Christology of Who: The Christmas Invasion Part Two
A look at a few of the spiritual themes in Doctor Who, episode “The Christmas Invasion” by Russell T. Davies.
SPOILER ALERT: I will be giving away the end of the episode.
Episode bits pulled from Who Transcripts.
For Part One, go here.
In the Gospel of Matthew, chapter 18, Jesus tells a story about a servant.
The servant owed a lot of money to his master, more than he can pay. But the master forgives the servant’s debt.
The servant then runs across a fellow who owes him a little bit of money, and the fellow doesn’t have it on him. So the servant has this fellow tossed in prison.
When the master finds out how unforgiving his servant behaved, he back tracks on his own forgiveness, and treats the servant just as the servant treated his debtor. The servant gets tossed in jail and tortured until he can pay back the debt.
Jesus wraps up this light hearted vignette by telling us that this is just how our heavenly Father will treat us if we don’t learn how to forgive.
This notion is reinforced in the Lord’s prayer:
“Forgive us our trespasses, as we forgive those who trespass against us.”
At the end of “The Christmas Invasion,” all seems good and right in the world: the Doctor defeated the bad guys and sent them packing, warning them to spread the word that the earth is defended!
As the good Doctor and his friends celebrate, Harriet Jones (Prime Minister) gives an order for an elite military force to use an alien weapon – firing upon and destroying the retreating alien armada.
Shot in the back, just like the Sycorax leader tried to stab the Doctor in the back.
The Doctor is not pleased – Harriet Jones has negated his offer of grace to the marauders.
I gave them the wrong warning. I should’ve told them to run – as fast as they can, run and hide because the monsters are coming: the human race.
Harriet’s actions are understandable – her planet was attacked, and she acted to defend it.
Except she wasn’t defending; she was getting revenge. The war was over.
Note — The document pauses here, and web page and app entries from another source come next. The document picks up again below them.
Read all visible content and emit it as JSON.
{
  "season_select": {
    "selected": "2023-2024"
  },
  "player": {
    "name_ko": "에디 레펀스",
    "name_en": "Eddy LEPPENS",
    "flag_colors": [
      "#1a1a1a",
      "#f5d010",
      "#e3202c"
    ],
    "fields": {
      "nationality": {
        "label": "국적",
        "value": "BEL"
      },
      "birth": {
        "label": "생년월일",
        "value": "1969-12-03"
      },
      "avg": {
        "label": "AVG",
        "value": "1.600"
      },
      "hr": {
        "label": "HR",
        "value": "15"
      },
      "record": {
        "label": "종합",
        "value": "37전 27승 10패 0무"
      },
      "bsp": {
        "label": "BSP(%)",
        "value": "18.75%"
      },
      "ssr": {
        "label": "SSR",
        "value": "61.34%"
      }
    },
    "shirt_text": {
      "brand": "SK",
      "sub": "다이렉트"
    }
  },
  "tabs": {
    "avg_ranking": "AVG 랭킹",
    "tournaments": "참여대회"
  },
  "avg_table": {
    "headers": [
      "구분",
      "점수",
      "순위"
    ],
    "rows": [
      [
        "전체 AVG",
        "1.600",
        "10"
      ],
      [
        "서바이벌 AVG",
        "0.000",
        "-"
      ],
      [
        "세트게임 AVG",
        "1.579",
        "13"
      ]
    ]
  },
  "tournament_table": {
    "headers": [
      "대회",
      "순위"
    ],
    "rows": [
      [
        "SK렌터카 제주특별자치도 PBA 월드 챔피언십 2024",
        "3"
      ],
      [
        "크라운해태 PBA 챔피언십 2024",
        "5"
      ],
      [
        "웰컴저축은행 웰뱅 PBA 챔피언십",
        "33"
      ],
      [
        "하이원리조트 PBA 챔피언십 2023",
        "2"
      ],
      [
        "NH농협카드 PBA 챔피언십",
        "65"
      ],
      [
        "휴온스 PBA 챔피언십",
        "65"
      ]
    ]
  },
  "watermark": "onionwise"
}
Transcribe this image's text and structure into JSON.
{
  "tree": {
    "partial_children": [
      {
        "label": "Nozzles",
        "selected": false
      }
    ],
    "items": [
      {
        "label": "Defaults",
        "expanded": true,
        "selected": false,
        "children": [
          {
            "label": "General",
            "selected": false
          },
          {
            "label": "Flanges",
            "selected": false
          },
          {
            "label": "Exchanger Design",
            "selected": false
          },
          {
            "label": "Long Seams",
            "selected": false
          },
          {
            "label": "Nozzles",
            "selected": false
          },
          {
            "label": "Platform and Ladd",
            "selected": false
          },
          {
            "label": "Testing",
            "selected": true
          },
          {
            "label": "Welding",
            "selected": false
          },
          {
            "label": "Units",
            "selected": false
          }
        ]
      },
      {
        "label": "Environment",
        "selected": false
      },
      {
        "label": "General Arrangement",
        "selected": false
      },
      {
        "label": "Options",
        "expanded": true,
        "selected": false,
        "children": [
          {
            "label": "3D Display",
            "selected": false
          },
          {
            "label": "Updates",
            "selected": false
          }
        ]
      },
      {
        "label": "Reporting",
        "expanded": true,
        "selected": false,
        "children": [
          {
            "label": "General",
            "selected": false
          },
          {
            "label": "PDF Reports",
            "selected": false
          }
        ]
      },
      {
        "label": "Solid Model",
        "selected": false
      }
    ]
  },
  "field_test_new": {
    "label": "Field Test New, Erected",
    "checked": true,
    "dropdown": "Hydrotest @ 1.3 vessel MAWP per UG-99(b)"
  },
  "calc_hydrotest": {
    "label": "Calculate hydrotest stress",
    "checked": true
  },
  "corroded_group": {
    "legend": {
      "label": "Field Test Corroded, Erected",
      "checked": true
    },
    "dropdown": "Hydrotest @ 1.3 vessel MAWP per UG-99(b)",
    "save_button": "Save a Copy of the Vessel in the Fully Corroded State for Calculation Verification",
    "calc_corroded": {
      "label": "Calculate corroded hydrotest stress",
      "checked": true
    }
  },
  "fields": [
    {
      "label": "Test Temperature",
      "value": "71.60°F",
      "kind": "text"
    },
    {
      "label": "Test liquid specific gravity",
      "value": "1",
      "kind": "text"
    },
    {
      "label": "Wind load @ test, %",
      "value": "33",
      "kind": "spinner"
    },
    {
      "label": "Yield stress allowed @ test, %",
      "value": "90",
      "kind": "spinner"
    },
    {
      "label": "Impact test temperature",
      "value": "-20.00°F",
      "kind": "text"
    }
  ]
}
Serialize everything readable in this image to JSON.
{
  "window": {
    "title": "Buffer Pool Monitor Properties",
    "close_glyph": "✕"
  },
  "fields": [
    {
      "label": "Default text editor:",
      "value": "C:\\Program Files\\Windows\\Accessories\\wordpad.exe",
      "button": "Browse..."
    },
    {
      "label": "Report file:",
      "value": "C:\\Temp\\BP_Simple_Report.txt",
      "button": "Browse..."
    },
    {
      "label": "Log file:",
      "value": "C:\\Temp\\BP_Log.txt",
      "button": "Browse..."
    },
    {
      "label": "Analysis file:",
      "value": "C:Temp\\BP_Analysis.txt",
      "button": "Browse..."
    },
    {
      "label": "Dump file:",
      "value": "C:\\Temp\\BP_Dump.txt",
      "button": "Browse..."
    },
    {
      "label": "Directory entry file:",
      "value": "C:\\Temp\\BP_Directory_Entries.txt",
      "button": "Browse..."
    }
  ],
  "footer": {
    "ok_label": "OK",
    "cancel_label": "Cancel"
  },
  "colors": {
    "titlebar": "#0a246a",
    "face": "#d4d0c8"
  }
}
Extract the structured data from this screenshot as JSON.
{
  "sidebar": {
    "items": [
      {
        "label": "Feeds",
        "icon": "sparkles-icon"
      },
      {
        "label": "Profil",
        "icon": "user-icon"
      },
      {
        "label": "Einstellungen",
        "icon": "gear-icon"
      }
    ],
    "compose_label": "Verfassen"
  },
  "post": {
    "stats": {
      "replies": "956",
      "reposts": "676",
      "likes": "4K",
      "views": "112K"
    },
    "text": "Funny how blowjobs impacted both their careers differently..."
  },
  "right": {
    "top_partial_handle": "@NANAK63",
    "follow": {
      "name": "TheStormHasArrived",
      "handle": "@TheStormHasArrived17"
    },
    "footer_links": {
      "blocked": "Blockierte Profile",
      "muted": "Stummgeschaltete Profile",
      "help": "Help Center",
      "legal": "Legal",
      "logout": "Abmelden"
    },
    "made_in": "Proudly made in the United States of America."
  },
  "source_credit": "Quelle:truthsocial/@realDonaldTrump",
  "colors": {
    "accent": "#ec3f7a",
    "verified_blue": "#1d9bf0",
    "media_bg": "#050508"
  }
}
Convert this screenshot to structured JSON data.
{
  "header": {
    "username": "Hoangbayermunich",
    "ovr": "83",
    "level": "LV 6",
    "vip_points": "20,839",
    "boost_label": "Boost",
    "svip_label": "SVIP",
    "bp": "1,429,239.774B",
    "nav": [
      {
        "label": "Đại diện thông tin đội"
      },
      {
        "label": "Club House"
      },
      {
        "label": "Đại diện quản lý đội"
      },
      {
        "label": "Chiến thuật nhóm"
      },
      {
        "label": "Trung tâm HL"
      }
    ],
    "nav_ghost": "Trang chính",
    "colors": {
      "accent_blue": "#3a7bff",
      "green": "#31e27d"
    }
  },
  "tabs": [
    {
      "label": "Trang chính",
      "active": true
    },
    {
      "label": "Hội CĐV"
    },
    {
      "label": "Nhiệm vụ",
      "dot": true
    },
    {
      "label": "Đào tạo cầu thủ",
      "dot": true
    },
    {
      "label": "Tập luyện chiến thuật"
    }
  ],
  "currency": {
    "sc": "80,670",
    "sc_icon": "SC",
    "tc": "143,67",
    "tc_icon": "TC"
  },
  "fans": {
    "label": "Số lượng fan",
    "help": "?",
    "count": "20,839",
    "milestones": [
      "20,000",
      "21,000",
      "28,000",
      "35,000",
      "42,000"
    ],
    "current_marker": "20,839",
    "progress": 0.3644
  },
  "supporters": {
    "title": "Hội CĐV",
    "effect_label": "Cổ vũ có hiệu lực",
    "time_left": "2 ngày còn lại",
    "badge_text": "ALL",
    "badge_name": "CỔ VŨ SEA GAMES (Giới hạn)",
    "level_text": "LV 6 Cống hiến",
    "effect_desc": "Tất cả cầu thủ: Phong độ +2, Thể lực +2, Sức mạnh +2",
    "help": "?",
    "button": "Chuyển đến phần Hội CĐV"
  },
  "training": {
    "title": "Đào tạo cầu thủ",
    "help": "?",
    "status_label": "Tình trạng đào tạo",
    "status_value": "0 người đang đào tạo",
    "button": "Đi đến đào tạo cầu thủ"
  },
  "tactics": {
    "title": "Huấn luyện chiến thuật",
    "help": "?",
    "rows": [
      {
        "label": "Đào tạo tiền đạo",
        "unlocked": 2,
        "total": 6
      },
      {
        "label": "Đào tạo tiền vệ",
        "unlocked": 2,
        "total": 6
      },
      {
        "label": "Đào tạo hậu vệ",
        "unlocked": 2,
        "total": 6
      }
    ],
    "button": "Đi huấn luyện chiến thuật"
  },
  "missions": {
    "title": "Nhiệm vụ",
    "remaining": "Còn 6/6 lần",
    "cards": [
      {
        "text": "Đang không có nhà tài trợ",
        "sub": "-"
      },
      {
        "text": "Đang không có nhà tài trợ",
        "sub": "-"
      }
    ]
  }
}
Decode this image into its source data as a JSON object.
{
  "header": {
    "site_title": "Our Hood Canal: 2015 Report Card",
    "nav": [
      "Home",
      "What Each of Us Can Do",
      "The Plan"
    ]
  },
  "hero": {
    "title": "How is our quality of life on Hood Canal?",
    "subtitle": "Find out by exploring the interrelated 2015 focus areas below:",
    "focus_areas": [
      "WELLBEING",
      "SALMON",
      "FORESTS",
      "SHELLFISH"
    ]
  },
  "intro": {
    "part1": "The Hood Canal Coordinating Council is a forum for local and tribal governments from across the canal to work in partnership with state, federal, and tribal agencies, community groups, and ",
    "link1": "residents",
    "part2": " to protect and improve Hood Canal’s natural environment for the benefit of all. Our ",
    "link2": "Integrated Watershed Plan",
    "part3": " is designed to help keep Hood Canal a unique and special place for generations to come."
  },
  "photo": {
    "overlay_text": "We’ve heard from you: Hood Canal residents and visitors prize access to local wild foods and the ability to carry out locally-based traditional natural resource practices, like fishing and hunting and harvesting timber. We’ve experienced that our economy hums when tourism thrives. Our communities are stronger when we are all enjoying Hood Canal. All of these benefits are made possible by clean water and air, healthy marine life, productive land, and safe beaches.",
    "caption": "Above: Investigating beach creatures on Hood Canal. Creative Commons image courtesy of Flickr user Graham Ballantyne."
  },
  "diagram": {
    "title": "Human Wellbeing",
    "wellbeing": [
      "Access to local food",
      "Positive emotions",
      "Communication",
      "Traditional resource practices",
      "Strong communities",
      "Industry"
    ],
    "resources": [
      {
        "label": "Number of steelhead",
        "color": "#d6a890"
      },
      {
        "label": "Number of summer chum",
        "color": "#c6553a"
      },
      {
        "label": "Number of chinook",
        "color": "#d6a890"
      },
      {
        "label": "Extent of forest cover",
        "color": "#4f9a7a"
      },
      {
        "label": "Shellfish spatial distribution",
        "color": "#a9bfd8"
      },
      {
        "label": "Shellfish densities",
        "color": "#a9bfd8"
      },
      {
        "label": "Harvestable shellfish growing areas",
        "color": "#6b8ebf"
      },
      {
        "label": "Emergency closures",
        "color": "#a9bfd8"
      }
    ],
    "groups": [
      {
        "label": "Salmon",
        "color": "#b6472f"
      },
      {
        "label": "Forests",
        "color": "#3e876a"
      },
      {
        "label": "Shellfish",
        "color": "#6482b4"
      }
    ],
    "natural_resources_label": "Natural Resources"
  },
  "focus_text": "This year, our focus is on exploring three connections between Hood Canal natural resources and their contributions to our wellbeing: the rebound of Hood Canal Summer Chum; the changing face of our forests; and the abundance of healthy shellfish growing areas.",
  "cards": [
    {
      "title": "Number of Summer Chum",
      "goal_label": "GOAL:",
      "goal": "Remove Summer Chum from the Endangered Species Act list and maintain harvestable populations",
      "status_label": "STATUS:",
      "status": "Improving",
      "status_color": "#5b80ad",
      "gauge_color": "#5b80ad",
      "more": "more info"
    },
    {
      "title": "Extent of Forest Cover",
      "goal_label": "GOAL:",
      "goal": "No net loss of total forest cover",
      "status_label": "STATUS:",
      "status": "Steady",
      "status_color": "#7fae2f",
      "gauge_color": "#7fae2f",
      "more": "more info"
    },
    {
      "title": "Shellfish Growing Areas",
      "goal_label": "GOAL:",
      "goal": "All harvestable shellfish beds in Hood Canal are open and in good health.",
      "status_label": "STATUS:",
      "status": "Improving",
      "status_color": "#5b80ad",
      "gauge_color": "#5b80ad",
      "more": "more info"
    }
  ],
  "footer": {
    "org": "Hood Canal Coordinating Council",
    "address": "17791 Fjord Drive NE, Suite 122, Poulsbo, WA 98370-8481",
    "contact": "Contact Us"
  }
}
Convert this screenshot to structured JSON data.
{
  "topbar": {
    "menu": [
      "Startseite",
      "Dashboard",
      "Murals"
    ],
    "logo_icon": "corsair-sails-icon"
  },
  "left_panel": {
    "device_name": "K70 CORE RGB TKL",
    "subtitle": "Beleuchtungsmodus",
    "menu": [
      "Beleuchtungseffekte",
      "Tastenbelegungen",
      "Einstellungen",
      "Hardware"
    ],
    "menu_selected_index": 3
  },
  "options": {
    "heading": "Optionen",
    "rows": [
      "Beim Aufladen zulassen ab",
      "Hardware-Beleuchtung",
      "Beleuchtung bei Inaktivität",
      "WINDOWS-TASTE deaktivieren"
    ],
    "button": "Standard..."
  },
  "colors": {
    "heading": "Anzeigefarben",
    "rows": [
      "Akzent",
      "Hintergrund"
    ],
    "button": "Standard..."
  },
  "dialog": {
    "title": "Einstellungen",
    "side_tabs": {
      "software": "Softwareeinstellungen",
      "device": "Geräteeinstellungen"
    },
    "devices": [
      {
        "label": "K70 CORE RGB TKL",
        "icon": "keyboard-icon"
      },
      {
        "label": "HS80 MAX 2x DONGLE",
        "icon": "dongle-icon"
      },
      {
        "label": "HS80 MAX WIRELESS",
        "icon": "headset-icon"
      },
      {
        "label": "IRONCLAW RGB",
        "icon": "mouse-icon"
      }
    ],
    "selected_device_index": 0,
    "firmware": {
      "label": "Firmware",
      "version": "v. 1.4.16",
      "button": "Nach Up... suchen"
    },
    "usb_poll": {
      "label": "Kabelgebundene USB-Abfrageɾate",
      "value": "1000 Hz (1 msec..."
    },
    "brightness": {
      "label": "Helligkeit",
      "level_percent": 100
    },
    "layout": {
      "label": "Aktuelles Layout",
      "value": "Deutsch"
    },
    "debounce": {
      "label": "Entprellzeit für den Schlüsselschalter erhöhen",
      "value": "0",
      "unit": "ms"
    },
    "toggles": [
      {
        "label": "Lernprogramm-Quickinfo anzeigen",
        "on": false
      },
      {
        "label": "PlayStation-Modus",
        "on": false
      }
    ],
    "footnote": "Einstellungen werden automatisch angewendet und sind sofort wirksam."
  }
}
She did not trust the Doctor’s offer of grace, and replaced it with an act of vengeance.
We are called to forgive: not “forgive and forget,” but to forgive despite remembering.
We have been offered grace, and we are told to live in that grace so securely that we can extend that grace to others.
I don’t know about you, but I am more like Harriet Jones – bound to distrust grace and replace it with my own petty vengeances.
Heaven help me; the monsters are coming.
Just my thoughts,